Raffles Education said on Friday that two shareholders who together hold more than 10 percent of the company are seeking an extraordinary general meeting in a move to stop the company’s planned rights issue, which is intended to repay loans from the CEO.
Oei Hong Leong and Oei Hong Leong Art Museum sent a letter stating they hold more than 10 percent of Raffles Education’s issued shares and that they required the meeting be convened under section 176 of the Companies Act of Singapore, it said in a filing to SGX after the market close on Friday.
Under section 176, holders of at least 10 percent of a company’s shares can requisition the company to call an extraordinary general meeting within two months as long as they have stated the object of the meeting and signed the requisition.
According to SGX data, Oei Hong Leong holds 9.76 percent of Raffles Education, while Oei Hong Leong Art Museum holds 3.14 percent.
Raffles Education said the two shareholders were seeking an individual vote on the following resolution: “That the proposed rights issue of up to 275,858,734 new ordinary shares in the company with the rights issue proceeds to settle the company’s Chairman and Chief Executive Officer, Mr. Chew Hua Seng’s loans to the company as announced by the company on the 6 December 2018 be terminated immediately.”
The company said it was taking legal advice on the letter’s contents.
On 6 December, Raffles Education said it was proposing the rights issue at S$0.10 for each rights share, on the basis of two rights shares for every existing 10 ordinary shares held by entitled shareholders.
The rights issue was expected to raise from S$27.42 million to S$27.44 million in net proceeds, if fully subscribed, it said.
The rights price was a discount of around 27 percent over the last transacted price of the shares on 6 December, that filing said.
Some of the rights issue proceeds were earmarked to partially repay debt, including the CHS Loans, which were cash advances in the form of interest-free shareholder’s loans to the company for working capital purposes, with the amount outstanding around S$16.37 million, the 6 December filing said.
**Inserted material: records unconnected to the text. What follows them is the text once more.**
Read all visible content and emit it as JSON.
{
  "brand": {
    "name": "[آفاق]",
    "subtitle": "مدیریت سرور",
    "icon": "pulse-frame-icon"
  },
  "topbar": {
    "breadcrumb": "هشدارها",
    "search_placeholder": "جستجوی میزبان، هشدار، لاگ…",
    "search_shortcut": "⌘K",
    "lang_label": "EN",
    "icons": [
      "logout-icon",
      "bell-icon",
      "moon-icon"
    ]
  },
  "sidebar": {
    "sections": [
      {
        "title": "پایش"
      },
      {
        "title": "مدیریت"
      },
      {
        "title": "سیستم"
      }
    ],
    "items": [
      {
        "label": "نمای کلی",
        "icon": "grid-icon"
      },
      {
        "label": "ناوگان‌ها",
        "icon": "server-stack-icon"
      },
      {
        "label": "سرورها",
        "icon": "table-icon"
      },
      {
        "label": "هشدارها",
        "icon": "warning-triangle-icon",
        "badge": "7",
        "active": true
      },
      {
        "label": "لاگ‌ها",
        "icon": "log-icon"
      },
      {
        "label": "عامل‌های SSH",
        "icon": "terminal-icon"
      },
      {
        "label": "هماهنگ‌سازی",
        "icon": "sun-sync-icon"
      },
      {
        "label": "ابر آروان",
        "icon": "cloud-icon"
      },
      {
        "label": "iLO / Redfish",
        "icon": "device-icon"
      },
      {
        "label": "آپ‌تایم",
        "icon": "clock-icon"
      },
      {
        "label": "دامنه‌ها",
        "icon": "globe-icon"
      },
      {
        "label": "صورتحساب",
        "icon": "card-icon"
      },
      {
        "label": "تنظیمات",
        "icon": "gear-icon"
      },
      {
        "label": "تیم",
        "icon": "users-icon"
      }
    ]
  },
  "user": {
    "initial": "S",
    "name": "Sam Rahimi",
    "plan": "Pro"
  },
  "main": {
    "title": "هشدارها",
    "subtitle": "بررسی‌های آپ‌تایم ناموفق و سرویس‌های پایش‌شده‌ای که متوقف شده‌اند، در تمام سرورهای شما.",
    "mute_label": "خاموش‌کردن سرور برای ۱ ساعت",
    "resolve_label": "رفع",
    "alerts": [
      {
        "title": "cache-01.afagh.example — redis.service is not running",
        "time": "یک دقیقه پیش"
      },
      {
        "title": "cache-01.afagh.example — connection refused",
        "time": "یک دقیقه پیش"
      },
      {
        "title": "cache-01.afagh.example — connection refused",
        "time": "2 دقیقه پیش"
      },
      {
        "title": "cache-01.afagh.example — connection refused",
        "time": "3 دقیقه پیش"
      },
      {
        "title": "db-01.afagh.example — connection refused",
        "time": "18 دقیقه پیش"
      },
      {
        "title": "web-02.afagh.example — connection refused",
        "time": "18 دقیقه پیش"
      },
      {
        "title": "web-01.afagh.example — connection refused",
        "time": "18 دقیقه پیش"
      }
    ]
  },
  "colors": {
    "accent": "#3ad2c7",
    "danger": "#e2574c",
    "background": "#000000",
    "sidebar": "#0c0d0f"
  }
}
Under the rights issue plan, the CHS loans would be reduced by an amount up to S$9.25 million, it said.